Forensic linguistics and voice biometrics in Australia: distinguishing myth from reality

 

6.30 Wednesday 29 August 2012: Annual General Meeting
Drawing Room, University House, Balmain Crescent, ANU.
Followed by a buffet dinner and a talk from Dr Paul Sidwell — Forensic linguistics and voice biometrics in Australia: distinguishing myth from reality

The AGM will consider the following resolutions:

  1. that the descriptor ‘full member’ be replaced by ‘professional member’
  2. that the newsletter will no longer be printed, and produced only electronically
  3. that new members be charged a pro-rata membership fee in their first year of membership.

The first resolution requires a ‘special resolution’ because it changes the constitution, which requires a three-quarters majority of the approximately 80 CSE full members to be passed. You can cast a proxy vote: details of the agenda and the resolution are in the July/August newsletter and have been emailed out to all members.

A buffet dinner will be served after the AGM, at approximately 7.30. There will be a choice of vegetarian and non-vegetarian dishes, and dessert. The cost of dinner is $40 for members: you must register and pay in advance.

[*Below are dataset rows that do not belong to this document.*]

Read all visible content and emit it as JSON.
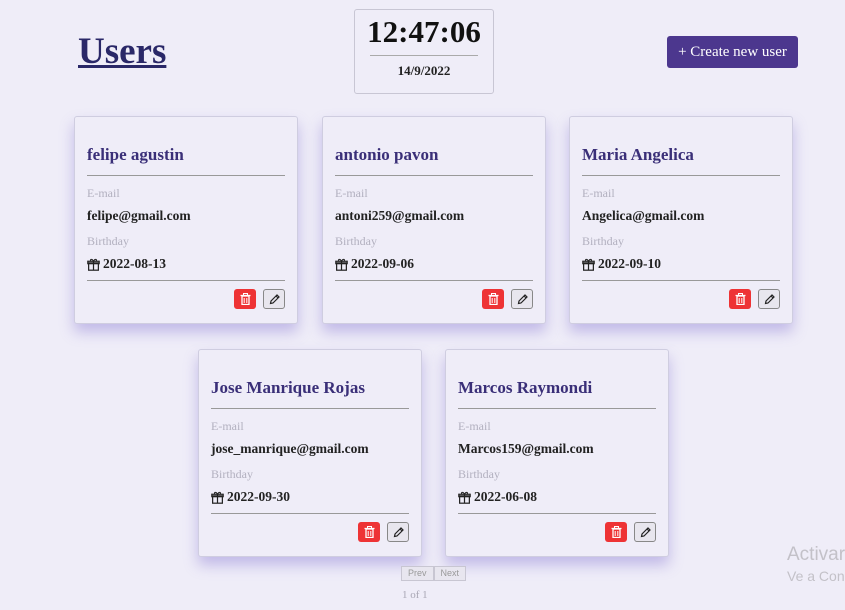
{
  "header": {
    "title": "Users",
    "create_button_label": "+ Create new user"
  },
  "clock": {
    "time": "12:47:06",
    "date": "14/9/2022"
  },
  "labels": {
    "email": "E-mail",
    "birthday": "Birthday"
  },
  "users": [
    {
      "name": "felipe agustin",
      "email": "felipe@gmail.com",
      "birthday": "2022-08-13"
    },
    {
      "name": "antonio pavon",
      "email": "antoni259@gmail.com",
      "birthday": "2022-09-06"
    },
    {
      "name": "Maria Angelica",
      "email": "Angelica@gmail.com",
      "birthday": "2022-09-10"
    },
    {
      "name": "Jose Manrique Rojas",
      "email": "jose_manrique@gmail.com",
      "birthday": "2022-09-30"
    },
    {
      "name": "Marcos Raymondi",
      "email": "Marcos159@gmail.com",
      "birthday": "2022-06-08"
    }
  ],
  "pagination": {
    "prev_label": "Prev",
    "next_label": "Next",
    "page_indicator": "1 of 1"
  },
  "watermark": {
    "line1": "Activar",
    "line2": "Ve a Con"
  },
  "icons": {
    "delete": "trash-icon",
    "edit": "pencil-icon",
    "birthday": "gift-icon"
  },
  "colors": {
    "background": "#efedf8",
    "accent": "#4c378e",
    "title": "#2a2868",
    "card_name": "#3a2f78",
    "delete": "#ee3335"
  }
}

After dinner, Dr Paul Sidwell will speak about forensic linguistics, a diverse field that not only has applications in legal and criminal investigation, but also makes important contributions to the military, government and business, and can contribute to literary, historical and cultural studies. The challenge is to find specifically individuating information – whether in an audio recording or a written text – be it a murder inquiry or a dispute over who wrote Shakespeare’s plays. Forensic science is now well entrenched in popular culture, but the stories and events we see on our screen have little to with reality and more to do with validating non-scientific thinking. In this talk he will unpick some of the myths of popular culture and take you behind the scenes.

Dr Sidwell is a senior lecturer in linguistics at the ANU, teaching phonetics and forensic linguistics, and consults as a forensic expert for the NSW Police. He also has a substantial interest in Mainland Southeast Asian languages and directs several research projects hosted by the Centre for Research in Computational Linguistics in Bangkok. Paul is also actively involved in academic publishing, being Managing Editor for Asia-Pacific Linguistics at ANU and also edits the Journal of the Southeast Asian Linguistics Society and Mon-Khmer Studies. He has lived in Canberra since 1999, after graduating from the University of Melbourne.